» **Aim of the exercise**: Please reproduce the entries below exactly, omitting any images they contain.
————————
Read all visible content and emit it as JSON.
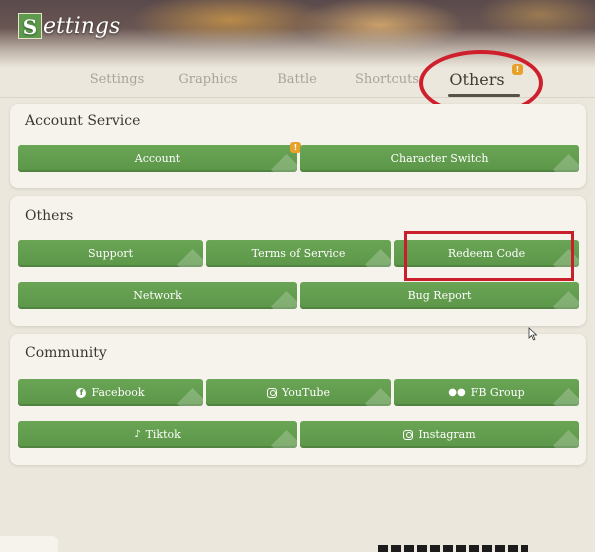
{
  "header": {
    "title_initial": "S",
    "title_rest": "ettings"
  },
  "tabs": [
    {
      "label": "Settings",
      "active": false
    },
    {
      "label": "Graphics",
      "active": false
    },
    {
      "label": "Battle",
      "active": false
    },
    {
      "label": "Shortcuts",
      "active": false
    },
    {
      "label": "Others",
      "active": true
    }
  ],
  "badge_text": "!",
  "sections": {
    "account": {
      "title": "Account Service",
      "buttons": {
        "account": "Account",
        "character_switch": "Character Switch"
      }
    },
    "others": {
      "title": "Others",
      "buttons": {
        "support": "Support",
        "terms": "Terms of Service",
        "redeem": "Redeem Code",
        "network": "Network",
        "bug_report": "Bug Report"
      }
    },
    "community": {
      "title": "Community",
      "buttons": {
        "facebook": "Facebook",
        "youtube": "YouTube",
        "fb_group": "FB Group",
        "tiktok": "Tiktok",
        "instagram": "Instagram"
      }
    }
  },
  "colors": {
    "button_green": "#5c9648",
    "highlight_red": "#cf1f2c",
    "badge_orange": "#e8a12a",
    "panel_bg": "#f6f3ec"
  }
}
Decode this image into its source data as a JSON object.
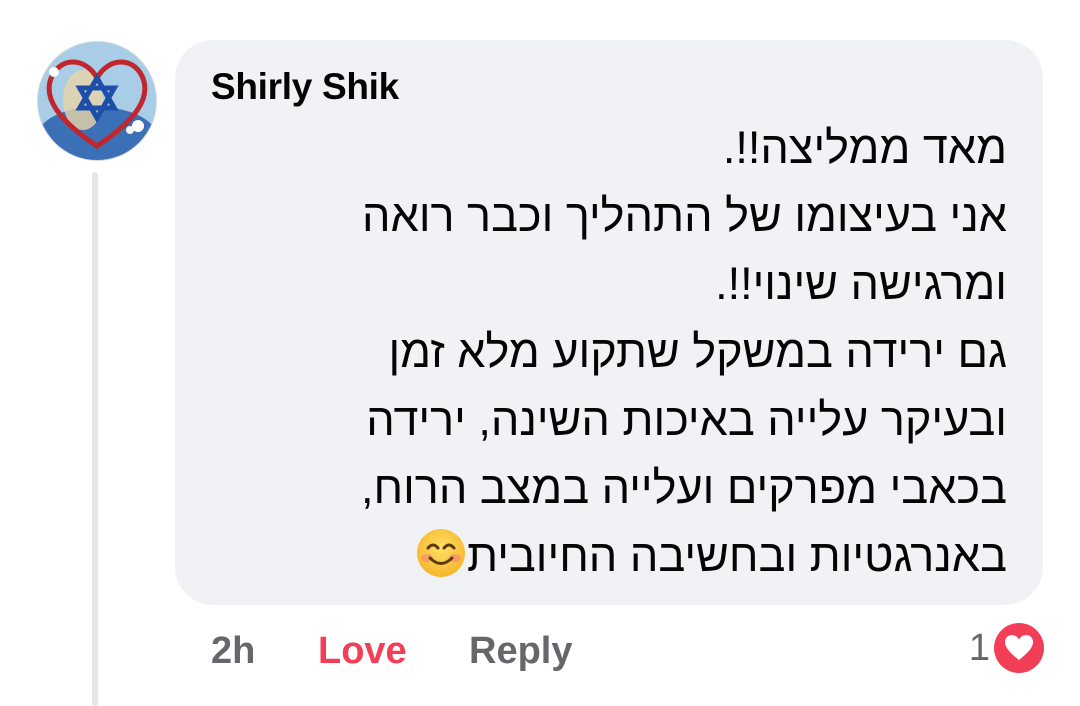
{
  "comment": {
    "author": "Shirly Shik",
    "avatar_icon": "profile-photo-star-of-david-heart",
    "body_lines": [
      "מאד ממליצה!!.",
      "אני בעיצומו של התהליך וכבר רואה",
      "ומרגישה שינוי!!.",
      "גם ירידה במשקל שתקוע מלא זמן",
      "ובעיקר עלייה באיכות השינה, ירידה",
      "בכאבי מפרקים ועלייה  במצב הרוח,",
      "באנרגטיות ובחשיבה החיובית"
    ],
    "trailing_emoji": "smiling-face-emoji"
  },
  "actions": {
    "time": "2h",
    "love_label": "Love",
    "reply_label": "Reply"
  },
  "reactions": {
    "count": "1",
    "type_icon": "heart-reaction-icon"
  },
  "colors": {
    "bubble_bg": "#f0f2f5",
    "love_red": "#f33e58",
    "meta_gray": "#65676b",
    "text": "#050505"
  }
}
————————
» **Your solution**:
Read all visible content and emit it as JSON.
{
  "header": {
    "title_initial": "S",
    "title_rest": "ettings"
  },
  "tabs": [
    {
      "label": "Settings",
      "active": false
    },
    {
      "label": "Graphics",
      "active": false
    },
    {
      "label": "Battle",
      "active": false
    },
    {
      "label": "Shortcuts",
      "active": false
    },
    {
      "label": "Others",
      "active": true
    }
  ],
  "badge_text": "!",
  "sections": {
    "account": {
      "title": "Account Service",
      "buttons": {
        "account": "Account",
        "character_switch": "Character Switch"
      }
    },
    "others": {
      "title": "Others",
      "buttons": {
        "support": "Support",
        "terms": "Terms of Service",
        "redeem": "Redeem Code",
        "network": "Network",
        "bug_report": "Bug Report"
      }
    },
    "community": {
      "title": "Community",
      "buttons": {
        "facebook": "Facebook",
        "youtube": "YouTube",
        "fb_group": "FB Group",
        "tiktok": "Tiktok",
        "instagram": "Instagram"
      }
    }
  },
  "colors": {
    "button_green": "#5c9648",
    "highlight_red": "#cf1f2c",
    "badge_orange": "#e8a12a",
    "panel_bg": "#f6f3ec"
  }
}
Decode this image into its source data as a JSON object.
{
  "comment": {
    "author": "Shirly Shik",
    "avatar_icon": "profile-photo-star-of-david-heart",
    "body_lines": [
      "מאד ממליצה!!.",
      "אני בעיצומו של התהליך וכבר רואה",
      "ומרגישה שינוי!!.",
      "גם ירידה במשקל שתקוע מלא זמן",
      "ובעיקר עלייה באיכות השינה, ירידה",
      "בכאבי מפרקים ועלייה  במצב הרוח,",
      "באנרגטיות ובחשיבה החיובית"
    ],
    "trailing_emoji": "smiling-face-emoji"
  },
  "actions": {
    "time": "2h",
    "love_label": "Love",
    "reply_label": "Reply"
  },
  "reactions": {
    "count": "1",
    "type_icon": "heart-reaction-icon"
  },
  "colors": {
    "bubble_bg": "#f0f2f5",
    "love_red": "#f33e58",
    "meta_gray": "#65676b",
    "text": "#050505"
  }
}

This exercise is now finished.